### [YOUR OBJECTIVE]
Look for the word "Francisco" in the data below, and copy every line that holds it.

### [MATERIAL FOR THIS TASK]
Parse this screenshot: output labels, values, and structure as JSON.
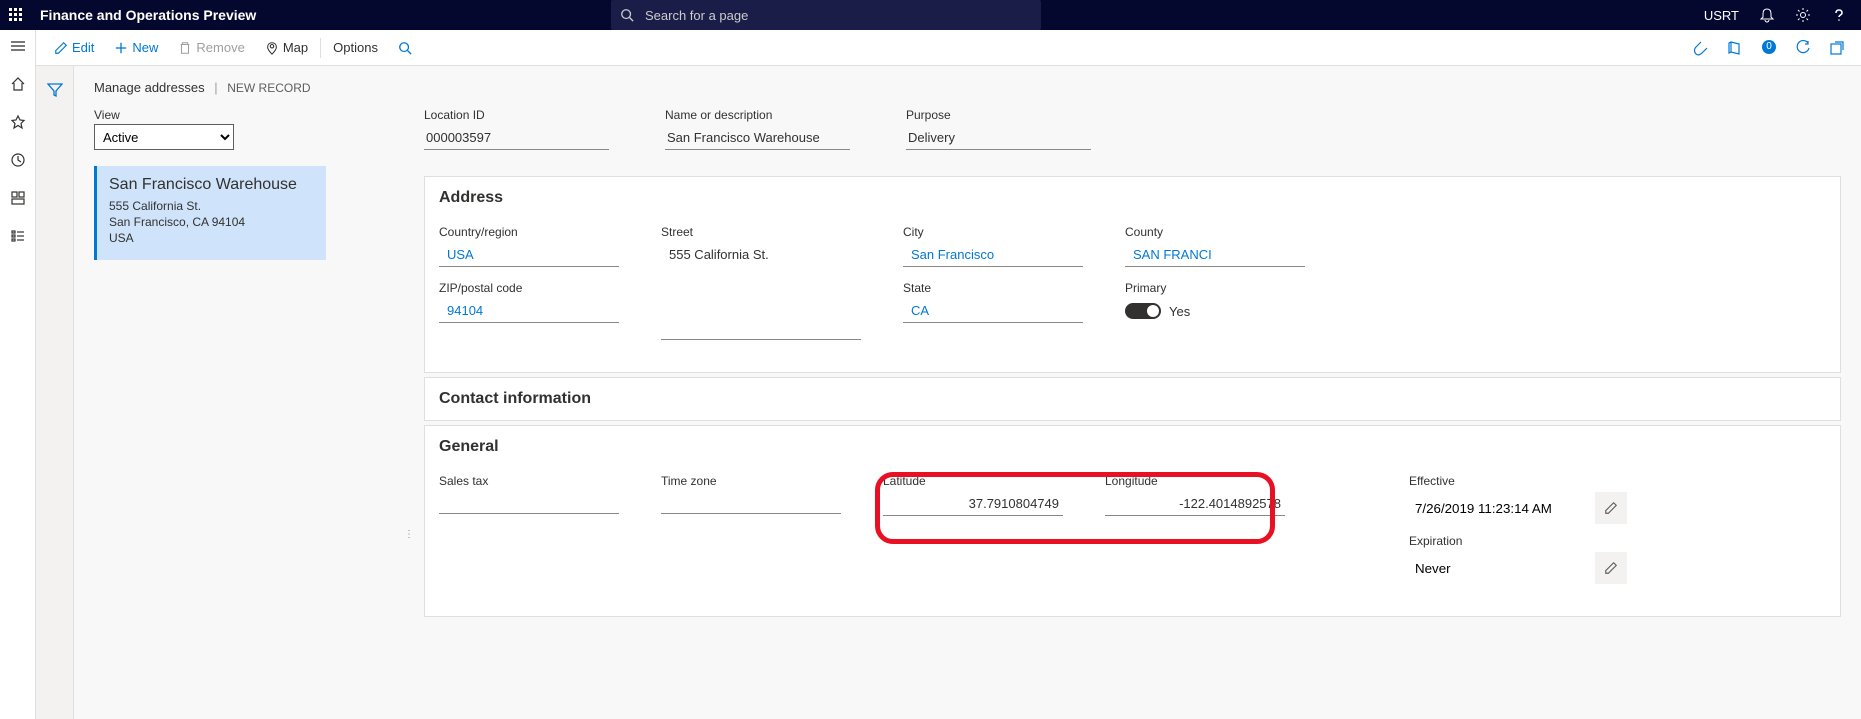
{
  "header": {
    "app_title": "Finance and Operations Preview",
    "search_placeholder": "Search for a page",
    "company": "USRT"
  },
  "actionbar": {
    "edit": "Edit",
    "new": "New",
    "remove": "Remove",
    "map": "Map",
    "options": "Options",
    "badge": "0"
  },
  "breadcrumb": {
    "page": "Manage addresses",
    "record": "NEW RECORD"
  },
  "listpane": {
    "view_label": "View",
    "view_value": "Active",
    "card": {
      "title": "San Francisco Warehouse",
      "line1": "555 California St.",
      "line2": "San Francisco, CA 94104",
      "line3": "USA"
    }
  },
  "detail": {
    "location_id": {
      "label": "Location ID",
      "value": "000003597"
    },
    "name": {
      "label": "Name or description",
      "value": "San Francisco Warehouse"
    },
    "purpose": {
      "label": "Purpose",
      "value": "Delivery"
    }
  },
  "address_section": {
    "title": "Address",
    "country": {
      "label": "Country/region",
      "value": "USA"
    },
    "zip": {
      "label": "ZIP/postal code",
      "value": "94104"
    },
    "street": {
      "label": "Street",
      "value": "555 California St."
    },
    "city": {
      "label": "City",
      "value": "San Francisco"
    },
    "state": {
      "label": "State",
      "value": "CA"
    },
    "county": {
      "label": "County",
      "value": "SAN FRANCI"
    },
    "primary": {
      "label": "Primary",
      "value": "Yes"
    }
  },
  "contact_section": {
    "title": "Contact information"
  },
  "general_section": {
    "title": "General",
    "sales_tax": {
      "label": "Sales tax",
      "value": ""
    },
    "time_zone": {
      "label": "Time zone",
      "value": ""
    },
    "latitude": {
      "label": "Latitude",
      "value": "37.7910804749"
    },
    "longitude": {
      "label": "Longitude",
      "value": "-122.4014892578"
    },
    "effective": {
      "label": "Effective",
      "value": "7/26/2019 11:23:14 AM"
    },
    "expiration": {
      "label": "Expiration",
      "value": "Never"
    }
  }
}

### [WRITTEN RESPONSE]
      "title": "San Francisco Warehouse",
      "line2": "San Francisco, CA 94104",
      "value": "San Francisco Warehouse"
      "value": "San Francisco"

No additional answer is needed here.